Strawberry season has begun! Produce Exert Josh Alsberg stopped by to help us choose the best ones! For more produce information from Josh, check out his Instagram.
Oregon's strawberry season is spectacular! Oregon's farms grow a wide variety of tender, juicy and sweet fruit. Some strawberries, like the famous Hood berries, really should be eaten fresh and right away. Some strawberries last a little longer or are great for delicious pies and jams.
• Hood strawberry: If you find sweet, tender Hood strawberries - buy them! Eat them right away! Hood strawberries are remarkably delicious fresh, with an intense strawberry flavor that makes everyone happy. But Hoods are fleeting: the season is only about 3 weeks and they don't last long in the fridge or on the counter.
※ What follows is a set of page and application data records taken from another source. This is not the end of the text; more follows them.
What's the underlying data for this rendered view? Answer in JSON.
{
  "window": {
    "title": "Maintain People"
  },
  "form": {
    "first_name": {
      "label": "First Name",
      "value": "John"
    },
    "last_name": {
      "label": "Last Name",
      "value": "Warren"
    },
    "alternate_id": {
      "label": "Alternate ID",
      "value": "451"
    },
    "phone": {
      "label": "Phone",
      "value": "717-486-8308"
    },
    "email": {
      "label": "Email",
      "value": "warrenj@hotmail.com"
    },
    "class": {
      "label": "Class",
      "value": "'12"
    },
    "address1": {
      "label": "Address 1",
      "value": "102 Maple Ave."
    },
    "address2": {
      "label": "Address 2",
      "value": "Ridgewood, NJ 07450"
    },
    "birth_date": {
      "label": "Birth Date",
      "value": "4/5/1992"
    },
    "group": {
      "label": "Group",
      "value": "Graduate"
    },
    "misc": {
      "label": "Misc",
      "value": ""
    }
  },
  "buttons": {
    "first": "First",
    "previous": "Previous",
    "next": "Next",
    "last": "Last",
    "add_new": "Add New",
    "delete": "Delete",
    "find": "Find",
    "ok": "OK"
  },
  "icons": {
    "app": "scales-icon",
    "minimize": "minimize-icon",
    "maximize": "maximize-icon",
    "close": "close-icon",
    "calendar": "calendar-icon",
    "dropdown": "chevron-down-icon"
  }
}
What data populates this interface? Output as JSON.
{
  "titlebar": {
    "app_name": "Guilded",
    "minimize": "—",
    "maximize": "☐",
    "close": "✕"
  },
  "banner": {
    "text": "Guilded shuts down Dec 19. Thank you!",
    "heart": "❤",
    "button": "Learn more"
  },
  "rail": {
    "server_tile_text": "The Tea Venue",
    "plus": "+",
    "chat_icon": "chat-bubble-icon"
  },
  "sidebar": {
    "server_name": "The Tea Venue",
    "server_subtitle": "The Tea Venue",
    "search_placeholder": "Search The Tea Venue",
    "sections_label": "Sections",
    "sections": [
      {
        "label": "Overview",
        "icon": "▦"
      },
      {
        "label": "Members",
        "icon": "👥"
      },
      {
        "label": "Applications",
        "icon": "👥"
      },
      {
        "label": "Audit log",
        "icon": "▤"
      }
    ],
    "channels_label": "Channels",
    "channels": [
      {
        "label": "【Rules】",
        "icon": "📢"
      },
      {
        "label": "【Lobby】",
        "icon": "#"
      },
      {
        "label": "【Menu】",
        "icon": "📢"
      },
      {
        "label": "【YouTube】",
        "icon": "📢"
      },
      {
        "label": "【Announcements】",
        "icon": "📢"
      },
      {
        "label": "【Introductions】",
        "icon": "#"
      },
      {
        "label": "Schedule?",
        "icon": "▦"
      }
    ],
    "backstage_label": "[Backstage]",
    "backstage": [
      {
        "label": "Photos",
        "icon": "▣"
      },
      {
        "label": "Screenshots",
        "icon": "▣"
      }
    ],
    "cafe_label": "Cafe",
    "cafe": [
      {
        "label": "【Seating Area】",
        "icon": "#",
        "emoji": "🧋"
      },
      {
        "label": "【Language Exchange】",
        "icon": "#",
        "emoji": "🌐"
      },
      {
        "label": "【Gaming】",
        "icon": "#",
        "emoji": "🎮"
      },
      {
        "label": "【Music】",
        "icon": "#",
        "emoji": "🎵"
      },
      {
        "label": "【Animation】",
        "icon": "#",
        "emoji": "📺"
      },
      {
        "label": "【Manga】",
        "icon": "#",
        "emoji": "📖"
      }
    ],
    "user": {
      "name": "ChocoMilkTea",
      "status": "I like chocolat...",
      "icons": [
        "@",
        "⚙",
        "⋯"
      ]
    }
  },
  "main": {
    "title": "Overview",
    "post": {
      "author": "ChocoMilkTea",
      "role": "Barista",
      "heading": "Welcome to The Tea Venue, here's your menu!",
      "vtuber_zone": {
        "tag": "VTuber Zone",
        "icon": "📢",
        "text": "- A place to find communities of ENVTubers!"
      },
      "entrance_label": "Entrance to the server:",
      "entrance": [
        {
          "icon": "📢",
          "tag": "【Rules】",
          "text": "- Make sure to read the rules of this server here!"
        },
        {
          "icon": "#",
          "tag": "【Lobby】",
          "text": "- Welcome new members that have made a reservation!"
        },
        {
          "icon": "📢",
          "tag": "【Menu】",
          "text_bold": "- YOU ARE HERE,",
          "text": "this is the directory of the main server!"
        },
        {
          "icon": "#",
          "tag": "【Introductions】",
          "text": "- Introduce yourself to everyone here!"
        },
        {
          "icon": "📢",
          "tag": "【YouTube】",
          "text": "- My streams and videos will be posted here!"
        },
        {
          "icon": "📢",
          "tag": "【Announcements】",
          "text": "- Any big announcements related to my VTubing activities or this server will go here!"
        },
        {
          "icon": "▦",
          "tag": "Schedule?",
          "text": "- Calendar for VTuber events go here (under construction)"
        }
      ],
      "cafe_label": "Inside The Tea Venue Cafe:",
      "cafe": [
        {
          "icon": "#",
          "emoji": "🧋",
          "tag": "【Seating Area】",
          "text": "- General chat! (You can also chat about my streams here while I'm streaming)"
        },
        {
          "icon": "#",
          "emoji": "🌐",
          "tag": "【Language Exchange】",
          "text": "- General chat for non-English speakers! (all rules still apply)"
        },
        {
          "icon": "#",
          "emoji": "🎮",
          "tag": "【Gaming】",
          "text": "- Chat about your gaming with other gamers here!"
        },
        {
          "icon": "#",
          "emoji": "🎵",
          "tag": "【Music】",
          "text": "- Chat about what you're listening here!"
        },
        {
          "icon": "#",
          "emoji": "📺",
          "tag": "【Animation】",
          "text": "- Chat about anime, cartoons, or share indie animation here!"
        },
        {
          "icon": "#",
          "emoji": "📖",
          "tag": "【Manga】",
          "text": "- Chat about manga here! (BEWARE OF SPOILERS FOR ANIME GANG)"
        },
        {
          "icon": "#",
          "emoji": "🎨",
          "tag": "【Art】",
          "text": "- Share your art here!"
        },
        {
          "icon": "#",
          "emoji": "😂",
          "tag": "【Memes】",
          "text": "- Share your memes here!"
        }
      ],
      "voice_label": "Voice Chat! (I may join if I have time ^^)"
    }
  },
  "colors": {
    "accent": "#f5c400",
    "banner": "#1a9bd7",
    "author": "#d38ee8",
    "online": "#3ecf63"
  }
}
So only buy as many as you will eat in the next day or two, and enjoy!
• Seascape strawberries: Seascape strawberries are a little bit more tart than Hoods, but they last longer and they have a bit more versatility They are great in fresh-strawberry desserts! Think strawberries with panna cotta or strawberries over a simple bowl of vanilla ice cream - Seascape's tartness will stand out in the best way. That tartness also means that Seascapes make delicious jam and pies.
• Albion strawberries: Albions are a workhorse strawberry - they are very consistent over the season, and their season is long. Albions are firm - almost crisp - and that makes them great for fruit salad, chocolate dipped strawberries and salads. Their flavor is the classic, mild sweet strawberry we expect.
• Sweet Ann strawberries: In terms of flavor, the Sweet Ann lands in between an Albion and a Seascape, with the softer texture of the seascape, and the fruitiness of the Albion. It has a really nice after flavor reminiscent of strawberry soda in the best way.
For a really great pint of strawberries, it helps to know your grower. Ask a few questions, and don't hesitate to taste a sample. When we are at the market, we ask growers:
- What are your growing practices? I try stick with farms that don't use pesticides, but everyone has different thresholds of what they want.
- When were these berries harvested? If it rained the day the strawberries were picked, they might be prone to molding quickly. You can dry them out on your counter when you get them home. Or, if they are starting to go, cut them in half and stick them in the freezer on a baking sheet to use in smoothies and baked treats later.
Sometimes berry flavor can even fluctuate within one pint, so be patient and try a few before picking your favorite!
One other secret of Oregon strawberries: they come on strong - and then they come back! (not the Hoods unfortunately) In the last few years we've seen a second flush of really delicious local strawberries when the weather cools down in fall. So keep your eye out at the end of summer for a few strawberry surprises.
Lastly, don't hesitate to try something new with strawberries. Make an arugula salad with strawberries and feta (Albions are great for this!), or make strawberry puree with the Hoods that are turning mushy and make minty strawberry lemonade!